**Dataset records**:
---*---

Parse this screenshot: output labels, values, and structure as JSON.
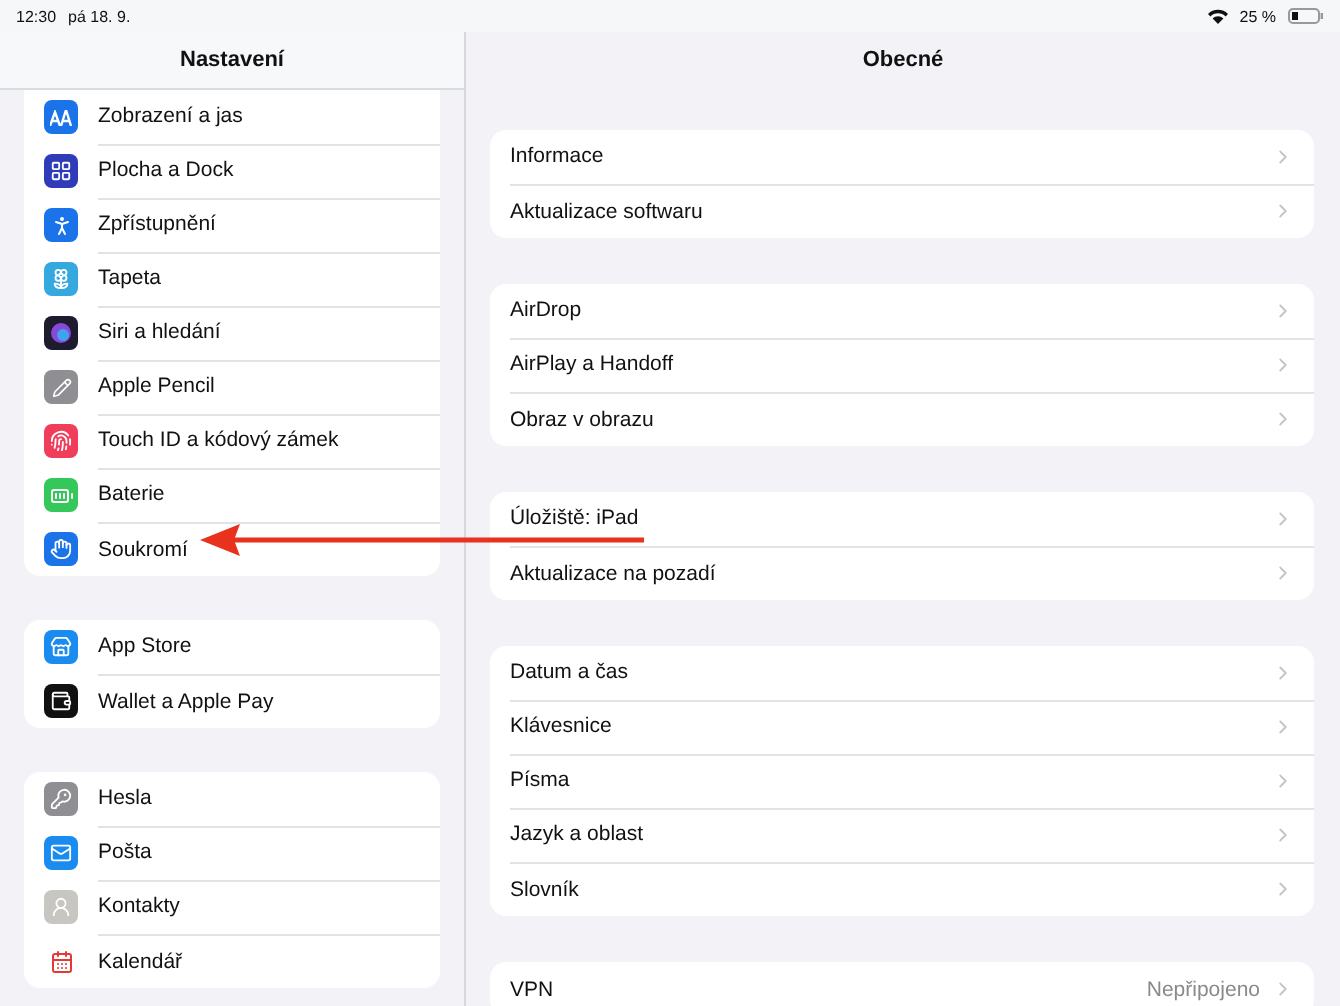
{
  "status_bar": {
    "time": "12:30",
    "date": "pá 18. 9.",
    "battery": "25 %"
  },
  "sidebar": {
    "title": "Nastavení",
    "groups": [
      {
        "items": [
          {
            "label": "Zobrazení a jas"
          },
          {
            "label": "Plocha a Dock"
          },
          {
            "label": "Zpřístupnění"
          },
          {
            "label": "Tapeta"
          },
          {
            "label": "Siri a hledání"
          },
          {
            "label": "Apple Pencil"
          },
          {
            "label": "Touch ID a kódový zámek"
          },
          {
            "label": "Baterie"
          },
          {
            "label": "Soukromí"
          }
        ]
      },
      {
        "items": [
          {
            "label": "App Store"
          },
          {
            "label": "Wallet a Apple Pay"
          }
        ]
      },
      {
        "items": [
          {
            "label": "Hesla"
          },
          {
            "label": "Pošta"
          },
          {
            "label": "Kontakty"
          },
          {
            "label": "Kalendář"
          }
        ]
      }
    ]
  },
  "detail": {
    "title": "Obecné",
    "groups": [
      {
        "items": [
          {
            "label": "Informace"
          },
          {
            "label": "Aktualizace softwaru"
          }
        ]
      },
      {
        "items": [
          {
            "label": "AirDrop"
          },
          {
            "label": "AirPlay a Handoff"
          },
          {
            "label": "Obraz v obrazu"
          }
        ]
      },
      {
        "items": [
          {
            "label": "Úložiště: iPad"
          },
          {
            "label": "Aktualizace na pozadí"
          }
        ]
      },
      {
        "items": [
          {
            "label": "Datum a čas"
          },
          {
            "label": "Klávesnice"
          },
          {
            "label": "Písma"
          },
          {
            "label": "Jazyk a oblast"
          },
          {
            "label": "Slovník"
          }
        ]
      },
      {
        "items": [
          {
            "label": "VPN",
            "value": "Nepřipojeno"
          }
        ]
      }
    ]
  }
}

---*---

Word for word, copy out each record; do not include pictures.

**Written solution**:
Parse this screenshot: output labels, values, and structure as JSON.
{
  "status_bar": {
    "time": "12:30",
    "date": "pá 18. 9.",
    "battery": "25 %"
  },
  "sidebar": {
    "title": "Nastavení",
    "groups": [
      {
        "items": [
          {
            "label": "Zobrazení a jas"
          },
          {
            "label": "Plocha a Dock"
          },
          {
            "label": "Zpřístupnění"
          },
          {
            "label": "Tapeta"
          },
          {
            "label": "Siri a hledání"
          },
          {
            "label": "Apple Pencil"
          },
          {
            "label": "Touch ID a kódový zámek"
          },
          {
            "label": "Baterie"
          },
          {
            "label": "Soukromí"
          }
        ]
      },
      {
        "items": [
          {
            "label": "App Store"
          },
          {
            "label": "Wallet a Apple Pay"
          }
        ]
      },
      {
        "items": [
          {
            "label": "Hesla"
          },
          {
            "label": "Pošta"
          },
          {
            "label": "Kontakty"
          },
          {
            "label": "Kalendář"
          }
        ]
      }
    ]
  },
  "detail": {
    "title": "Obecné",
    "groups": [
      {
        "items": [
          {
            "label": "Informace"
          },
          {
            "label": "Aktualizace softwaru"
          }
        ]
      },
      {
        "items": [
          {
            "label": "AirDrop"
          },
          {
            "label": "AirPlay a Handoff"
          },
          {
            "label": "Obraz v obrazu"
          }
        ]
      },
      {
        "items": [
          {
            "label": "Úložiště: iPad"
          },
          {
            "label": "Aktualizace na pozadí"
          }
        ]
      },
      {
        "items": [
          {
            "label": "Datum a čas"
          },
          {
            "label": "Klávesnice"
          },
          {
            "label": "Písma"
          },
          {
            "label": "Jazyk a oblast"
          },
          {
            "label": "Slovník"
          }
        ]
      },
      {
        "items": [
          {
            "label": "VPN",
            "value": "Nepřipojeno"
          }
        ]
      }
    ]
  }
}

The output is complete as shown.